That several do prefer a mix of balanced and static mode is certainly fine with me, but is again a result of their sonic preference in their specific set-up and viewed (heard) through their individual matrix.
That try and error in audio does give individual satisfying results is great - that these great results all too often loose their magic touch in a few days or weeks should tell something.
The proof may be in the listening for some - but it is always an individual proof suitable of the one recipient only.
And many times just a lucky cross-out and vice-versa compensations of many sonic mistakes.
The fact that even Joseph Stalin was once backed by a large portion of his people did not make him a great statesman and philanthropist either.
Sorry again, - but this is not an empirical nor an objective set-up according to any scientific rule.
It is a personal impression as a result of a complex bundle of variables and viewed through a private matrix of preferences all your own.
Dgad, I do not want to lecture you nor anybody else.
As you wouldn't believe me anyway let me just suggest you send a PN to Schroeder or Bob Graham - you are in possession of both designers babies and they will happily explain the points to you.

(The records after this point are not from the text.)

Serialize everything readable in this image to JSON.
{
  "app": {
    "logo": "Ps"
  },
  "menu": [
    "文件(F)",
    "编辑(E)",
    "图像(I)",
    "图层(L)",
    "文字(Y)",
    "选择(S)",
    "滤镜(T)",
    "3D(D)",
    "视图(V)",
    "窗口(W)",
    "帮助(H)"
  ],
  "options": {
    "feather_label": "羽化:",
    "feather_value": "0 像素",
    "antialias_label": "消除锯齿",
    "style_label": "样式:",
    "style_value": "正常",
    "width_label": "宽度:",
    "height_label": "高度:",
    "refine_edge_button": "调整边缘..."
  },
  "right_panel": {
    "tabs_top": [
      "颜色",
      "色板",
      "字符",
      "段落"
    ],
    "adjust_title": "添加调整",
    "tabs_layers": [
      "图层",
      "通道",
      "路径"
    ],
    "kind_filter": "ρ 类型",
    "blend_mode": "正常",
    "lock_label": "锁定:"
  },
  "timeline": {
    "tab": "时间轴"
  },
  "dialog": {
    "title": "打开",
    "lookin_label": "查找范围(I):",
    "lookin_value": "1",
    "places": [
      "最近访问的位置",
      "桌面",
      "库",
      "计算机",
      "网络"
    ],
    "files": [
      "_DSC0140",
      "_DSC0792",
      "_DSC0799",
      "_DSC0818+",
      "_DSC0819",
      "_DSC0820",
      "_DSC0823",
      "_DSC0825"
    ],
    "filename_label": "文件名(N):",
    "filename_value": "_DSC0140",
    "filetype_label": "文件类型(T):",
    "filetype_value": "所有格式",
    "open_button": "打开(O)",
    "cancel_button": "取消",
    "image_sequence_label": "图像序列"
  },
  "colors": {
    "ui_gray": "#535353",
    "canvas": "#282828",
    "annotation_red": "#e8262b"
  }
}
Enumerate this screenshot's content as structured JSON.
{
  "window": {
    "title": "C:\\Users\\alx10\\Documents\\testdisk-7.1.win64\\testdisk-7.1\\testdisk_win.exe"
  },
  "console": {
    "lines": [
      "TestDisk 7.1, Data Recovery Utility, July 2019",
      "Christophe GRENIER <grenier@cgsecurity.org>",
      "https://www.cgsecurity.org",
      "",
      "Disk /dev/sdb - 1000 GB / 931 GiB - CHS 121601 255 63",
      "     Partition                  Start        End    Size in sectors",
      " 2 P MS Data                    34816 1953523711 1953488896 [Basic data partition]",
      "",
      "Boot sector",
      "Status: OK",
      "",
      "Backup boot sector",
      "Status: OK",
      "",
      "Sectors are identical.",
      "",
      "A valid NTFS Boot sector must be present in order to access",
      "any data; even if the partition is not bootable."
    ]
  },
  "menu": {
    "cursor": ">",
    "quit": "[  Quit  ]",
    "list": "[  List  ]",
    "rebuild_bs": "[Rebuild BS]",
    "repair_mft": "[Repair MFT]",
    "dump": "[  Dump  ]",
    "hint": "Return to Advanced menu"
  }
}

Your physics seems to be faulty here. Assuming that the counter weight is indeed firmly connected to the tonearm tube (which is always the case in a well designed pivoted arm), then, the effective mass of the arm must be dependent on the distance of the counterweight from the pivot (ie. the moment of inertia Iis dependent on the radius squared). The composite "I" for the arm tube/counterweight and subsequently the "effective mass" would essentially have the same dependency.